Documenting results and recommendations following a patient assessment also adds to the burden of health care providers. The interactive software and voice command functions in seeCOLe, and other wearables, can significantly reduce documentation time and increase physician satisfaction. 
 
On the other end of the spectrum, wearable technology is also being used to monitor consumers in their everyday lives. With seamless tracking of physical activity, sleep patterns, weight, glucose, heart rate and more, doctors can use this technology to collect a large amount of useful data about their patients. A 2018 study revealed that 73 percent of consumers see the benefit of using wearables to engage with their health, and 90 percent of consumers are willing to share their wearable health device information with their physician. 

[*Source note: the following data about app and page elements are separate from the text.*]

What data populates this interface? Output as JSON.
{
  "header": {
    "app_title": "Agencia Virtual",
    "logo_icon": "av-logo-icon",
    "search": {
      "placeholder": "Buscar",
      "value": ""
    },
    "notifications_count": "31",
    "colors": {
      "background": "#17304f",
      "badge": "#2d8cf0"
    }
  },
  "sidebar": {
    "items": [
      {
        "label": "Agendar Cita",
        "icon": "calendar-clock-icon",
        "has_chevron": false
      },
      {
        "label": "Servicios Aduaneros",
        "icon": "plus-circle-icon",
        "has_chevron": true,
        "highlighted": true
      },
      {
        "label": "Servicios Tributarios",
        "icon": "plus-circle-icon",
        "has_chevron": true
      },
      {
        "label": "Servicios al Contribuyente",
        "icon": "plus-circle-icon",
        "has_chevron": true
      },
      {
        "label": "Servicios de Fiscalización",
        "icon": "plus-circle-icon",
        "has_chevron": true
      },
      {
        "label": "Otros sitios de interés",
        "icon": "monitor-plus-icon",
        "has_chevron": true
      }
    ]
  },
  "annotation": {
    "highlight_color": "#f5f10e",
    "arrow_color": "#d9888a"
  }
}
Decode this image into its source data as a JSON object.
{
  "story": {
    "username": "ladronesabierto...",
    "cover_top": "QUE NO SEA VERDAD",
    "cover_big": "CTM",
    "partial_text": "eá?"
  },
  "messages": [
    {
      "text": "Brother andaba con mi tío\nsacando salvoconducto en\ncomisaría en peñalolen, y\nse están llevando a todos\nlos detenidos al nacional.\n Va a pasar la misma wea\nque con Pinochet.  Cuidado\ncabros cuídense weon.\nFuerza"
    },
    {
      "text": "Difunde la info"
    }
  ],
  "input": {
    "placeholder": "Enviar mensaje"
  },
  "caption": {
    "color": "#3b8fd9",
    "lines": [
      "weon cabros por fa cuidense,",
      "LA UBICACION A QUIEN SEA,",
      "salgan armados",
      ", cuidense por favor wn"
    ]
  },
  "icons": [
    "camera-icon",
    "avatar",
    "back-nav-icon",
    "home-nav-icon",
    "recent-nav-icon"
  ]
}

EHRs already allow clinicians to access digital records, predict serious health issues and get alerts for specific screenings that a patient might need. The ability to explore this information, while continuing with core patient interaction, is what sets wearables apart from other data-access alternatives. Even tablets and smartphones require the use of the clinician’s hands, which ultimately slows down their workflow and reduces efficiency.

Clearly, anything that allows a clinician to be more engaged, provide more accurate diagnoses and implement more effective treatments should be of great interest to patients. However, clinical wearable technology also has potential to save time for patients. Rather than a patient waiting for the doctor to review their file at the start of the appointment, then waiting again halfway through while the doctor makes notes, this can all be accomplished as the examination is taking place. Having near real-time information available also encourages ongoing dialogue between clinician and patient, and occasionally informational tidbits will trigger questions or advice that may not have otherwise come up.

How wearables are enhancing other industries

Health care providers can look to other industries for ideas on how to further and better apply wearables to improve the consumer and physician experience. Google Glass was intended to be both a source of information and a communication medium, but Google discontinued the product due to privacy concerns, social awkwardness and people not wanting to wear them in public. The technology is sound, however, and continues to be adopted for use in other industries. Designers recognize that this technology is of great use to any industry in which people need to access information while working with their hands. Already, we’re seeing augmented reality devices being used in factories and by IT installers. 

With less concern for fashion in a work setting and an unobtrusive design, wearables are being implemented in many forms. For instance, detachable versions can be used in conjunction with prescription and safety glasses to accomplish jobs simultaneously. With less emphasis on size, there have also been general improvements in functionality and storage, such as Vuzix Blade. 

The future of wearable technology in health care

Industrial and office use has given augmented reality wearables a new lease on life. Corporations and professionals recognize the immense potential of this technology, and its evolution is only limited by the imagination. Despite an initial lack of public acceptance for augmented reality glasses, their new role as a crucial tool for laborers and professionals – particularly in the health care field – is arguably far more important. Providing better ways to accomplish essential workplace tasks and improving the quality of health care are critical steps forward. As with any burgeoning technology, wearables stand to improve as their use in health care becomes more widespread and demand drives ingenuity.

Cerner Open Developer Experience (code) encourages innovators to build apps that advance the health care industry through improved interoperability capabilities. Learn more here. For more information on seeCOLe, visit Seecole.app.